I’ve been reading a lot of books lately on successful business strategies and the topic of mission statements often comes up.
It got me wondering, can nurses benefit from having a mission statement? Many of you already do, but you don’t even realize it. A mission statement can be derived from your philosophy of nursing. For example, what does being a nurse mean to you? What makes a good nurse? Answer these questions and there is the beginning of your mission statement.
Why Would a Nurse Want a Mission Statement?
Quite simply, because it adds meaning to what you do. This can be a great help, especially to those who are suffering from nurse burnout. If you take a moment to reflect on your mission statement, it could serve as a source of inspiration on those days when you just feel like you are just running around in circles, and not really accomplishing anything.
Here’s an example: As a recovery room nurse I often felt dragged down by all the repetitive, meaningless tasks that I was required to do (charting vitals Q 15 minutes, fetching ginger ale and crackers, removing IVs, etc). What if instead of dwelling on these things, instead I focused on the following mission statement:
For all of my patients, I am going to help them to be in control of their health care process. This would include:
- Making sure they know when and with whom to schedule a follow-up appointment.
- Making sure they have the proper educational tools; e.g. if they have a nephrostomy tube placed, do they know how to care for it? If they have a pacemaker placed, are they aware of what the settings are, and what these settings mean?
- Do they need copies of their lab values for their personal records?
- Have the doctors answered all of their questions related to the procedure?
Sure, most of these things are part of the job anyway, but if I view them in the context of my mission statement, it might make my job more meaningful, and hence, more satisfying.

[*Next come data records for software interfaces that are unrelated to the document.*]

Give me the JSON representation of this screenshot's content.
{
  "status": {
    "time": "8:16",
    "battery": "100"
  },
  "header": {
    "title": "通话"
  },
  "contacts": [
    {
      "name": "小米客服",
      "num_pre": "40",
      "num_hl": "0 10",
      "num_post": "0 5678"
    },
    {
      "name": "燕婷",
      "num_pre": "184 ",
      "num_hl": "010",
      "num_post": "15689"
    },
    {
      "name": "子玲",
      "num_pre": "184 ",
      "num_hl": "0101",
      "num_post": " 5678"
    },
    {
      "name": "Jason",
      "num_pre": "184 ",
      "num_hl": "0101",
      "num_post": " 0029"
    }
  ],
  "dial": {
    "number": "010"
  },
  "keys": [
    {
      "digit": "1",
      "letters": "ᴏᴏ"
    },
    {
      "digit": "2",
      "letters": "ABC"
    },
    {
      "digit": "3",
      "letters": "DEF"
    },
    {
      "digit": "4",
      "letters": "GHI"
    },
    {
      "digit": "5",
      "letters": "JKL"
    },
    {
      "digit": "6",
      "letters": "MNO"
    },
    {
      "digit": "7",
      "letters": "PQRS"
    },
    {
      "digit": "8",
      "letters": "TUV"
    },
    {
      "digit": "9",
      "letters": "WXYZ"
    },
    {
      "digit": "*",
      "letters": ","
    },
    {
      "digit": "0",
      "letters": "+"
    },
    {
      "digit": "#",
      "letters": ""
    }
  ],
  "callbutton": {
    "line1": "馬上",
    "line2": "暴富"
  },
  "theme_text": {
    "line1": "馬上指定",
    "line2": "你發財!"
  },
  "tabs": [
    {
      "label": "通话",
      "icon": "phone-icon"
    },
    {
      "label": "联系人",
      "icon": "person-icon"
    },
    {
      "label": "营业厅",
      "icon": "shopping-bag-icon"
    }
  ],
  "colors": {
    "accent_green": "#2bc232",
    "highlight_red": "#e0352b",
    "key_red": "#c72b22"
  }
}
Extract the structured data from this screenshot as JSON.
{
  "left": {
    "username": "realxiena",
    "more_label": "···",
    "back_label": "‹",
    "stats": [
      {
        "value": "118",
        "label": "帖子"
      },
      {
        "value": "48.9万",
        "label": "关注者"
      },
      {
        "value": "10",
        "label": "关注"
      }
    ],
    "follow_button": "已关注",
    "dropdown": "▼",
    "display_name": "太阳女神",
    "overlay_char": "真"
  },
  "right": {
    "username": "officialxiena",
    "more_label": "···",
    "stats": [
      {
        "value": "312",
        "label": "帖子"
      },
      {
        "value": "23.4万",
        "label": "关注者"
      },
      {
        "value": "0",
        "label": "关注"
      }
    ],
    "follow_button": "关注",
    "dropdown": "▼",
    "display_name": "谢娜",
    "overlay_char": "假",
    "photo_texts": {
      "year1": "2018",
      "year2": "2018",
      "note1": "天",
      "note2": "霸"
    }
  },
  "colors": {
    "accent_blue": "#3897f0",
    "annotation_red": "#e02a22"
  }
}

If you had to choose a mission statement as a nurse, what would it be?